--- Data supplied ---
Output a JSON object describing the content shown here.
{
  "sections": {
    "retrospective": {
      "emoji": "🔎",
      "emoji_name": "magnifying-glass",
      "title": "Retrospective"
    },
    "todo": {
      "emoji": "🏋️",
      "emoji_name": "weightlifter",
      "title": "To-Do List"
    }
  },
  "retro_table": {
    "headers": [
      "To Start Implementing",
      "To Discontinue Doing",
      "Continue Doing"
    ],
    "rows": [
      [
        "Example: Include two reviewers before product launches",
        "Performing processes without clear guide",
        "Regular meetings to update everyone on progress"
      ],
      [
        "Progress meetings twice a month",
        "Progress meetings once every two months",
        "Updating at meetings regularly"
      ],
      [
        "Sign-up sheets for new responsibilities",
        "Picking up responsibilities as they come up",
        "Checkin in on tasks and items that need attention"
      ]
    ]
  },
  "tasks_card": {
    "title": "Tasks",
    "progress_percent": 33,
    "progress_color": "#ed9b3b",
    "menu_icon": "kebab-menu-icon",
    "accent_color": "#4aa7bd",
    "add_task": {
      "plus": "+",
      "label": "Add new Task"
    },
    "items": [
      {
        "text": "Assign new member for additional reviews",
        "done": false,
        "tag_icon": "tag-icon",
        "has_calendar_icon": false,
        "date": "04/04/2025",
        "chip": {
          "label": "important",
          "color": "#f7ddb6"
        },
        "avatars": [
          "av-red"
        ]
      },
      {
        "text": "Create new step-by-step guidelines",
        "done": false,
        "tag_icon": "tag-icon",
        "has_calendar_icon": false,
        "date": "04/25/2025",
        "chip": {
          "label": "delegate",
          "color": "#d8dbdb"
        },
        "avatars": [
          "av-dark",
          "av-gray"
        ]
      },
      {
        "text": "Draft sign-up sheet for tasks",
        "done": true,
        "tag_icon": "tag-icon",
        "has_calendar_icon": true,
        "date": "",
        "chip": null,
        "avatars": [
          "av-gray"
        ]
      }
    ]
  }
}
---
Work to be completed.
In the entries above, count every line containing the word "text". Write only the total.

Answer to this task.
3